I just read an article by Jen De Vries called “Merit: A trump card or a card trick” and it got me thinking about the sticky business of assessing the “merits” of a dispute. This week I am placing myself in the role of an Associate Judge and assessing the oral advocacy skills of final year law students. In applying the assessment rubric I am struck by the influence of factors such as confidence, innovation, bravery, humour, or more basic human engagement in the persuasiveness of an advocate. Even though a judicial officer aims to objectively assess the merits of the legal cases presented, they are in the end human beings who may be influenced by their perceptions of the parties or advocates, previous experiences with the people or dispute, their level of hunger or comfort, their general mood or mental wellbeing, the time of day, and how bored they are feeling. I will admit that the final observation is influenced by my hearing seven lots of the same set of moot issues this week! The process of “objective” decision making is inevitably influenced by “subjective” factors, simply because decision makers are beautiful, messy, not-so-rational-as-they-think human beings.
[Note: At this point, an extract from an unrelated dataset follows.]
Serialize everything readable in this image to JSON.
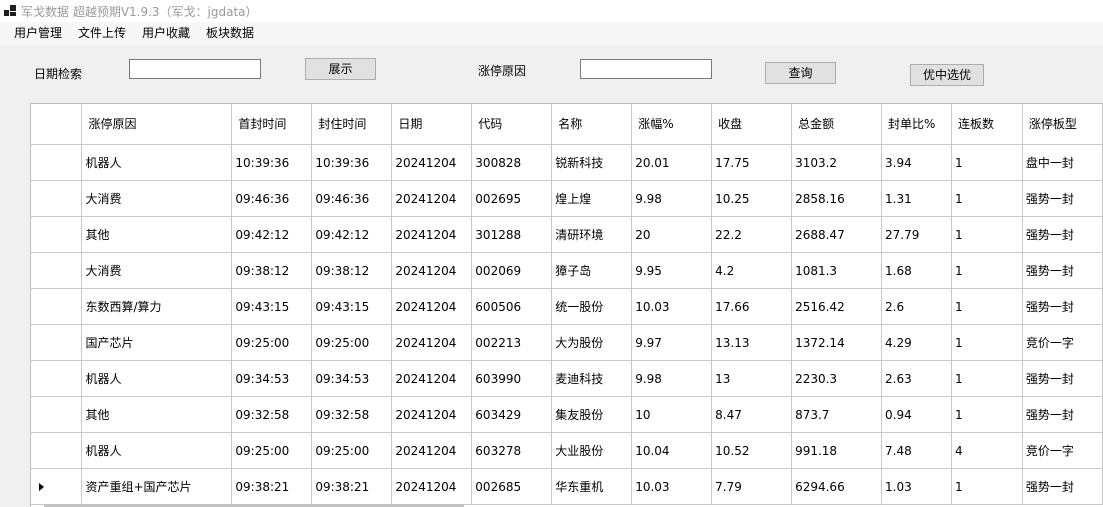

There are seldom any rules in non-judicial dispute resolution about the basis upon which decisions ought to be made. Therefore, the “merits” of the dispute are not necessarily the driving factor in decision-making. Mediation and conciliation processes have scope to support individualised justice, in keeping with values such as responsiveness and self-determination.
In consensus based decision making the decision makers do not aspire to objectivity, as they are the parties themselves and they are expected to act out of self interest and in accordance with their personal priorities. Granted, those self interests may include being accommodating to the other party, offering the other party what they say they need, or pursuing outcomes that don’t reflect the “objective assessment of the merits” of the particular dispute in question. It is true that sometimes parties may appeal to “objective merits” when arguing that their own perspective is more valid than that of other parties. This is reflective of the fact that the concepts of “merits” and objectivity are foundational to the perception of justice.
Legal representatives will often provide a “voice of reason”, a “reality test” to counteract their client’s deficit of being “too close” to the dispute. I leave for now a radical thought questioning the perception that a person’s intimate human experience of a dispute is deficient or problematic. There is a strong assumption from the legal perspective that the “proper” way to analyse a dispute is from an objective point of view. It is in fact essential that lawyers provide a legal analysis of their client’s problem in order that the clients take that into account in deciding how they want to deal with their dispute. This is a professional responsibility, and I do not intend to challenge the idea that this is central to the legal professional service.
Third party dispute resolution professionals in consensus based processes, such as mediators and conciliators, may also form their own view about the “merits” of a dispute. Just like judges and lawyers, their assessment will be influenced by many subjective or non-merit based factors. Unlike judicial officers, they do not have the benefit of having heard evidence curated and presented according to the rules of evidence that are designed to support revelation of the objective truth. Dispute resolution practitioners ought to be mindful about how they use their own objective assessment of the merits. In particular, being wise to the non-objective factors which are likely to have influenced that assessment is quite important.
A quick search has revealed the following articles that might offer further ideas about these issues:
Duncan Webb, “The negotiator’s ethic: fair minded self-interest” (1993) 23(4) Victoria University of Wellington Law Review 255.
I look forward to other people’s thoughts about these issues. Please contribute in the comments below.